#### REQUIRED WORK:
I would like you to return all of the records exactly as they stand.

(Source records)
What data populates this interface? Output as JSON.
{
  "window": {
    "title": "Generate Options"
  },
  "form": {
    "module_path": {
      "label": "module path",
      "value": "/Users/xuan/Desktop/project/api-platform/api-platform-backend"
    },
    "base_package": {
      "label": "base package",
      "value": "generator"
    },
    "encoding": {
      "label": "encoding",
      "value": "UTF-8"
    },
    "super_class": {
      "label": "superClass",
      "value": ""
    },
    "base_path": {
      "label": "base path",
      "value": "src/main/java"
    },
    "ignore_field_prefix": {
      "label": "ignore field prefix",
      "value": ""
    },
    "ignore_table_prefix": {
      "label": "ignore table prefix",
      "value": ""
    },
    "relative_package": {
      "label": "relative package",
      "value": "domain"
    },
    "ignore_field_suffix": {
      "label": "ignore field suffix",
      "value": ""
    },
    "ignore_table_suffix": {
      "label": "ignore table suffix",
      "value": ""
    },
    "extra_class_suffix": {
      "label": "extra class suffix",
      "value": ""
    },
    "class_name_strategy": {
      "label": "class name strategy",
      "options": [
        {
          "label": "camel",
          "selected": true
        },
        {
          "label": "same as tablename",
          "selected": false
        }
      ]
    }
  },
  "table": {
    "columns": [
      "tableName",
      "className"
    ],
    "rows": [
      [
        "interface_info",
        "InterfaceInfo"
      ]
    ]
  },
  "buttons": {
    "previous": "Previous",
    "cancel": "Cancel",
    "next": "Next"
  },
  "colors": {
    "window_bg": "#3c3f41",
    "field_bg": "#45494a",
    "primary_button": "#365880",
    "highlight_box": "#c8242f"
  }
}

#### TASK ANSWER:
What data populates this interface? Output as JSON.
{
  "window": {
    "title": "Generate Options"
  },
  "form": {
    "module_path": {
      "label": "module path",
      "value": "/Users/xuan/Desktop/project/api-platform/api-platform-backend"
    },
    "base_package": {
      "label": "base package",
      "value": "generator"
    },
    "encoding": {
      "label": "encoding",
      "value": "UTF-8"
    },
    "super_class": {
      "label": "superClass",
      "value": ""
    },
    "base_path": {
      "label": "base path",
      "value": "src/main/java"
    },
    "ignore_field_prefix": {
      "label": "ignore field prefix",
      "value": ""
    },
    "ignore_table_prefix": {
      "label": "ignore table prefix",
      "value": ""
    },
    "relative_package": {
      "label": "relative package",
      "value": "domain"
    },
    "ignore_field_suffix": {
      "label": "ignore field suffix",
      "value": ""
    },
    "ignore_table_suffix": {
      "label": "ignore table suffix",
      "value": ""
    },
    "extra_class_suffix": {
      "label": "extra class suffix",
      "value": ""
    },
    "class_name_strategy": {
      "label": "class name strategy",
      "options": [
        {
          "label": "camel",
          "selected": true
        },
        {
          "label": "same as tablename",
          "selected": false
        }
      ]
    }
  },
  "table": {
    "columns": [
      "tableName",
      "className"
    ],
    "rows": [
      [
        "interface_info",
        "InterfaceInfo"
      ]
    ]
  },
  "buttons": {
    "previous": "Previous",
    "cancel": "Cancel",
    "next": "Next"
  },
  "colors": {
    "window_bg": "#3c3f41",
    "field_bg": "#45494a",
    "primary_button": "#365880",
    "highlight_box": "#c8242f"
  }
}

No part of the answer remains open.